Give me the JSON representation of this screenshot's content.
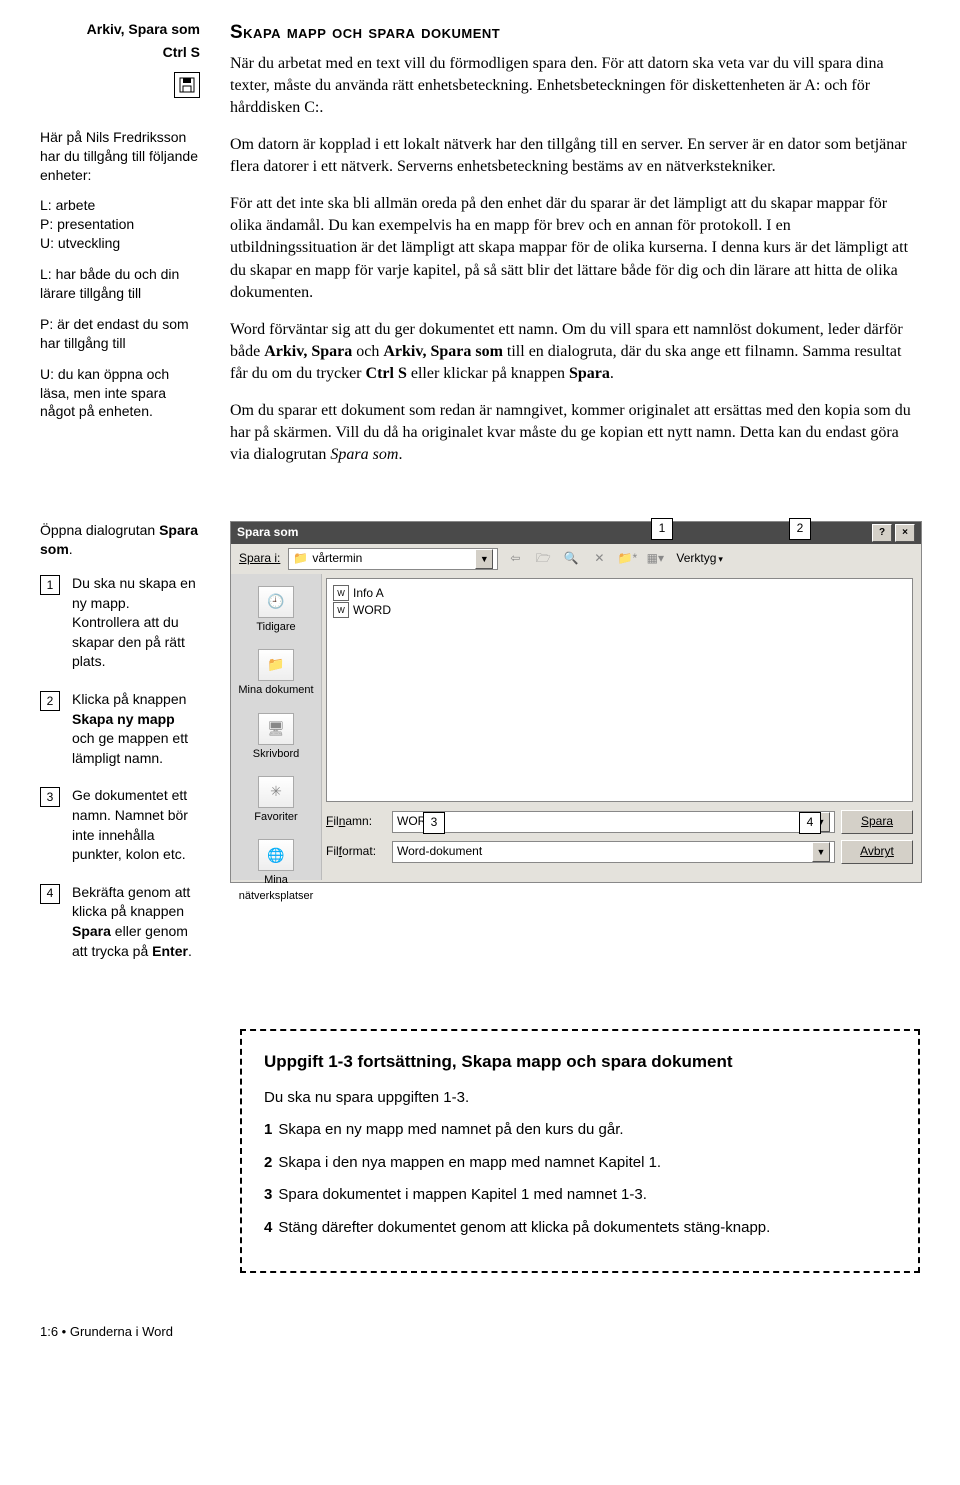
{
  "side": {
    "menu_path": "Arkiv, Spara som",
    "shortcut": "Ctrl S",
    "intro": "Här på Nils Fredriksson har du tillgång till följande enheter:",
    "drives": "L: arbete\nP: presentation\nU: utveckling",
    "l_note": "L: har både du och din lärare tillgång till",
    "p_note": "P: är det endast du som har tillgång till",
    "u_note": "U: du kan öppna och läsa, men inte spara något på enheten."
  },
  "main": {
    "heading": "Skapa mapp och spara dokument",
    "p1": "När du arbetat med en text vill du förmodligen spara den. För att datorn ska veta var du vill spara dina texter, måste du använda rätt enhetsbeteckning. Enhetsbeteckningen för diskettenheten är A: och för hårddisken C:.",
    "p2": "Om datorn är kopplad i ett lokalt nätverk har den tillgång till en server. En server är en dator som betjänar flera datorer i ett nätverk. Serverns enhetsbeteckning bestäms av en nätverkstekniker.",
    "p3": "För att det inte ska bli allmän oreda på den enhet där du sparar är det lämpligt att du skapar mappar för olika ändamål. Du kan exempelvis ha en mapp för brev och en annan för protokoll. I en utbildningssituation är det lämpligt att skapa mappar för de olika kurserna. I denna kurs är det lämpligt att du skapar en mapp för varje kapitel, på så sätt blir det lättare både för dig och din lärare att hitta de olika dokumenten.",
    "p4_a": "Word förväntar sig att du ger dokumentet ett namn. Om du vill spara ett namnlöst dokument, leder därför både ",
    "p4_b": "Arkiv, Spara",
    "p4_c": " och ",
    "p4_d": "Arkiv, Spara som",
    "p4_e": " till en dialogruta, där du ska ange ett filnamn. Samma resultat får du om du trycker ",
    "p4_f": "Ctrl S",
    "p4_g": " eller klickar på knappen ",
    "p4_h": "Spara",
    "p4_i": ".",
    "p5_a": "Om du sparar ett dokument som redan är namngivet, kommer originalet att ersättas med den kopia som du har på skärmen. Vill du då ha originalet kvar måste du ge kopian ett nytt namn. Detta kan du endast göra via dialogrutan ",
    "p5_b": "Spara som",
    "p5_c": "."
  },
  "steps": {
    "intro_a": "Öppna dialogrutan ",
    "intro_b": "Spara som",
    "intro_c": ".",
    "s1": "Du ska nu skapa en ny mapp. Kontrollera att du skapar den på rätt plats.",
    "s2_a": "Klicka på knappen ",
    "s2_b": "Skapa ny mapp",
    "s2_c": " och ge mappen ett lämpligt namn.",
    "s3": "Ge dokumentet ett namn. Namnet bör inte innehålla punkter, kolon etc.",
    "s4_a": "Bekräfta genom att klicka på knappen ",
    "s4_b": "Spara",
    "s4_c": " eller genom att trycka på ",
    "s4_d": "Enter",
    "s4_e": ".",
    "n1": "1",
    "n2": "2",
    "n3": "3",
    "n4": "4"
  },
  "dialog": {
    "title": "Spara som",
    "spara_i_label": "Spara i:",
    "spara_i_value": "vårtermin",
    "verktyg": "Verktyg",
    "places": {
      "tidigare": "Tidigare",
      "mina_dok": "Mina dokument",
      "skrivbord": "Skrivbord",
      "favoriter": "Favoriter",
      "mina_nat": "Mina nätverksplatser"
    },
    "file1": "Info A",
    "file2": "WORD",
    "filnamn_label": "Filnamn:",
    "filnamn_value": "WORD",
    "filformat_label": "Filformat:",
    "filformat_value": "Word-dokument",
    "btn_spara": "Spara",
    "btn_avbryt": "Avbryt",
    "co1": "1",
    "co2": "2",
    "co3": "3",
    "co4": "4"
  },
  "exercise": {
    "title": "Uppgift 1-3 fortsättning, Skapa mapp och spara dokument",
    "intro": "Du ska nu spara uppgiften 1-3.",
    "l1": "Skapa en ny mapp med namnet på den kurs du går.",
    "l2": "Skapa i den nya mappen en mapp med namnet Kapitel 1.",
    "l3": "Spara dokumentet i mappen Kapitel 1 med namnet 1-3.",
    "l4": "Stäng därefter dokumentet genom att klicka på dokumentets stäng-knapp.",
    "n1": "1",
    "n2": "2",
    "n3": "3",
    "n4": "4"
  },
  "footer": "1:6 • Grunderna i Word"
}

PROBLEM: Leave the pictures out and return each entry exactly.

FINISHED TASK:
Give me the JSON representation of this screenshot's content.
{
  "side": {
    "menu_path": "Arkiv, Spara som",
    "shortcut": "Ctrl S",
    "intro": "Här på Nils Fredriksson har du tillgång till följande enheter:",
    "drives": "L: arbete\nP: presentation\nU: utveckling",
    "l_note": "L: har både du och din lärare tillgång till",
    "p_note": "P: är det endast du som har tillgång till",
    "u_note": "U: du kan öppna och läsa, men inte spara något på enheten."
  },
  "main": {
    "heading": "Skapa mapp och spara dokument",
    "p1": "När du arbetat med en text vill du förmodligen spara den. För att datorn ska veta var du vill spara dina texter, måste du använda rätt enhetsbeteckning. Enhetsbeteckningen för diskettenheten är A: och för hårddisken C:.",
    "p2": "Om datorn är kopplad i ett lokalt nätverk har den tillgång till en server. En server är en dator som betjänar flera datorer i ett nätverk. Serverns enhetsbeteckning bestäms av en nätverkstekniker.",
    "p3": "För att det inte ska bli allmän oreda på den enhet där du sparar är det lämpligt att du skapar mappar för olika ändamål. Du kan exempelvis ha en mapp för brev och en annan för protokoll. I en utbildningssituation är det lämpligt att skapa mappar för de olika kurserna. I denna kurs är det lämpligt att du skapar en mapp för varje kapitel, på så sätt blir det lättare både för dig och din lärare att hitta de olika dokumenten.",
    "p4_a": "Word förväntar sig att du ger dokumentet ett namn. Om du vill spara ett namnlöst dokument, leder därför både ",
    "p4_b": "Arkiv, Spara",
    "p4_c": " och ",
    "p4_d": "Arkiv, Spara som",
    "p4_e": " till en dialogruta, där du ska ange ett filnamn. Samma resultat får du om du trycker ",
    "p4_f": "Ctrl S",
    "p4_g": " eller klickar på knappen ",
    "p4_h": "Spara",
    "p4_i": ".",
    "p5_a": "Om du sparar ett dokument som redan är namngivet, kommer originalet att ersättas med den kopia som du har på skärmen. Vill du då ha originalet kvar måste du ge kopian ett nytt namn. Detta kan du endast göra via dialogrutan ",
    "p5_b": "Spara som",
    "p5_c": "."
  },
  "steps": {
    "intro_a": "Öppna dialogrutan ",
    "intro_b": "Spara som",
    "intro_c": ".",
    "s1": "Du ska nu skapa en ny mapp. Kontrollera att du skapar den på rätt plats.",
    "s2_a": "Klicka på knappen ",
    "s2_b": "Skapa ny mapp",
    "s2_c": " och ge mappen ett lämpligt namn.",
    "s3": "Ge dokumentet ett namn. Namnet bör inte innehålla punkter, kolon etc.",
    "s4_a": "Bekräfta genom att klicka på knappen ",
    "s4_b": "Spara",
    "s4_c": " eller genom att trycka på ",
    "s4_d": "Enter",
    "s4_e": ".",
    "n1": "1",
    "n2": "2",
    "n3": "3",
    "n4": "4"
  },
  "dialog": {
    "title": "Spara som",
    "spara_i_label": "Spara i:",
    "spara_i_value": "vårtermin",
    "verktyg": "Verktyg",
    "places": {
      "tidigare": "Tidigare",
      "mina_dok": "Mina dokument",
      "skrivbord": "Skrivbord",
      "favoriter": "Favoriter",
      "mina_nat": "Mina nätverksplatser"
    },
    "file1": "Info A",
    "file2": "WORD",
    "filnamn_label": "Filnamn:",
    "filnamn_value": "WORD",
    "filformat_label": "Filformat:",
    "filformat_value": "Word-dokument",
    "btn_spara": "Spara",
    "btn_avbryt": "Avbryt",
    "co1": "1",
    "co2": "2",
    "co3": "3",
    "co4": "4"
  },
  "exercise": {
    "title": "Uppgift 1-3 fortsättning, Skapa mapp och spara dokument",
    "intro": "Du ska nu spara uppgiften 1-3.",
    "l1": "Skapa en ny mapp med namnet på den kurs du går.",
    "l2": "Skapa i den nya mappen en mapp med namnet Kapitel 1.",
    "l3": "Spara dokumentet i mappen Kapitel 1 med namnet 1-3.",
    "l4": "Stäng därefter dokumentet genom att klicka på dokumentets stäng-knapp.",
    "n1": "1",
    "n2": "2",
    "n3": "3",
    "n4": "4"
  },
  "footer": "1:6 • Grunderna i Word"
}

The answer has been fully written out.